◆ **YOUR ASSIGNMENT**
Word for word, restate the lines that run from the line containing "What data populates" to the last line of the records below.

++++ RECORDS FOR THIS TASK ++++

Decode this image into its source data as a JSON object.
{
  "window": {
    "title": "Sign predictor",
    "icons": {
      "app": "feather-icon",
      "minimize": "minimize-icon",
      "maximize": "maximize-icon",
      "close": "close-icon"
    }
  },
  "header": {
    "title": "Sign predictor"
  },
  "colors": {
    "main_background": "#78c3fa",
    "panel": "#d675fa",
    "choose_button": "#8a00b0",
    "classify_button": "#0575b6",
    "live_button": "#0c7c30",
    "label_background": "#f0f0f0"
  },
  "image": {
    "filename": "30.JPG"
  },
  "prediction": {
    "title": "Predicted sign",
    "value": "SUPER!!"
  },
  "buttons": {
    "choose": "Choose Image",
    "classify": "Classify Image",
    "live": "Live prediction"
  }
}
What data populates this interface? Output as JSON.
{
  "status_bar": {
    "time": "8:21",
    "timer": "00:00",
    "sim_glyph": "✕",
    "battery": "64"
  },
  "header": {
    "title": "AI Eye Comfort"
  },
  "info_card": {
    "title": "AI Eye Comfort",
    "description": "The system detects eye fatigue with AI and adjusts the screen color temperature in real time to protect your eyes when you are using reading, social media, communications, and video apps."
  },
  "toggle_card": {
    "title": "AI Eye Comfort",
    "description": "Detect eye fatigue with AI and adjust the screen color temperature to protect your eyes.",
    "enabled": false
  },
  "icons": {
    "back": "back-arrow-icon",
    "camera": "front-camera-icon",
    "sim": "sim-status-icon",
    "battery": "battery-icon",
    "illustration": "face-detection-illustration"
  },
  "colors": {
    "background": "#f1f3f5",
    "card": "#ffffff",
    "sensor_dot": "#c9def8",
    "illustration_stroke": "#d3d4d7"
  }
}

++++

◆ **WRITTEN RESPONSE**
What data populates this interface? Output as JSON.
{
  "status_bar": {
    "time": "8:21",
    "timer": "00:00",
    "sim_glyph": "✕",
    "battery": "64"
  },
  "header": {
    "title": "AI Eye Comfort"
  },
  "info_card": {
    "title": "AI Eye Comfort",
    "description": "The system detects eye fatigue with AI and adjusts the screen color temperature in real time to protect your eyes when you are using reading, social media, communications, and video apps."
  },
  "toggle_card": {
    "title": "AI Eye Comfort",
    "description": "Detect eye fatigue with AI and adjust the screen color temperature to protect your eyes.",
    "enabled": false
  },
  "icons": {
    "back": "back-arrow-icon",
    "camera": "front-camera-icon",
    "sim": "sim-status-icon",
    "battery": "battery-icon",
    "illustration": "face-detection-illustration"
  },
  "colors": {
    "background": "#f1f3f5",
    "card": "#ffffff",
    "sensor_dot": "#c9def8",
    "illustration_stroke": "#d3d4d7"
  }
}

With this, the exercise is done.